+++ EXERCISE INPUTS

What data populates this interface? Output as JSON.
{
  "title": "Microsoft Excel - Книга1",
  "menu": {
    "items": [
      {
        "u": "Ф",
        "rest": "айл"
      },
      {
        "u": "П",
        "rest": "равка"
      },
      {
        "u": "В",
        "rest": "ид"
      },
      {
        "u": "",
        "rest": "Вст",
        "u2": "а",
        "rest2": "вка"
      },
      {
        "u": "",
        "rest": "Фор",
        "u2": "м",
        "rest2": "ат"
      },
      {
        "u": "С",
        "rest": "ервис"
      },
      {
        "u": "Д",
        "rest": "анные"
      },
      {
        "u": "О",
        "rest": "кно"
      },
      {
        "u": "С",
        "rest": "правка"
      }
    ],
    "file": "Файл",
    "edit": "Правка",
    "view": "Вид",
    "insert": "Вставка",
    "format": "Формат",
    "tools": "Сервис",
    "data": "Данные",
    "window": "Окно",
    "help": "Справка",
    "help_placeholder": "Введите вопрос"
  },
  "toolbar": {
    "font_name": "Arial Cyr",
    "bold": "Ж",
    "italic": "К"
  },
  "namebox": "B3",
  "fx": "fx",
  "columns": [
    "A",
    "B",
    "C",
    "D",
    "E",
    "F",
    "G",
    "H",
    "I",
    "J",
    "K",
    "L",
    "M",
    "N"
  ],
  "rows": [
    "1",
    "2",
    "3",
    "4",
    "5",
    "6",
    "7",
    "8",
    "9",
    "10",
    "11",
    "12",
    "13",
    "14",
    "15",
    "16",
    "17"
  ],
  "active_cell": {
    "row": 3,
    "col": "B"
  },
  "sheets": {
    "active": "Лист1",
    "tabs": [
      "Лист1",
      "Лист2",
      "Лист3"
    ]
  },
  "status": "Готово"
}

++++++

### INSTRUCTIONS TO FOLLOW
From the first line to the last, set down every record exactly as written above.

### REPLY
What data populates this interface? Output as JSON.
{
  "title": "Microsoft Excel - Книга1",
  "menu": {
    "items": [
      {
        "u": "Ф",
        "rest": "айл"
      },
      {
        "u": "П",
        "rest": "равка"
      },
      {
        "u": "В",
        "rest": "ид"
      },
      {
        "u": "",
        "rest": "Вст",
        "u2": "а",
        "rest2": "вка"
      },
      {
        "u": "",
        "rest": "Фор",
        "u2": "м",
        "rest2": "ат"
      },
      {
        "u": "С",
        "rest": "ервис"
      },
      {
        "u": "Д",
        "rest": "анные"
      },
      {
        "u": "О",
        "rest": "кно"
      },
      {
        "u": "С",
        "rest": "правка"
      }
    ],
    "file": "Файл",
    "edit": "Правка",
    "view": "Вид",
    "insert": "Вставка",
    "format": "Формат",
    "tools": "Сервис",
    "data": "Данные",
    "window": "Окно",
    "help": "Справка",
    "help_placeholder": "Введите вопрос"
  },
  "toolbar": {
    "font_name": "Arial Cyr",
    "bold": "Ж",
    "italic": "К"
  },
  "namebox": "B3",
  "fx": "fx",
  "columns": [
    "A",
    "B",
    "C",
    "D",
    "E",
    "F",
    "G",
    "H",
    "I",
    "J",
    "K",
    "L",
    "M",
    "N"
  ],
  "rows": [
    "1",
    "2",
    "3",
    "4",
    "5",
    "6",
    "7",
    "8",
    "9",
    "10",
    "11",
    "12",
    "13",
    "14",
    "15",
    "16",
    "17"
  ],
  "active_cell": {
    "row": 3,
    "col": "B"
  },
  "sheets": {
    "active": "Лист1",
    "tabs": [
      "Лист1",
      "Лист2",
      "Лист3"
    ]
  },
  "status": "Готово"
}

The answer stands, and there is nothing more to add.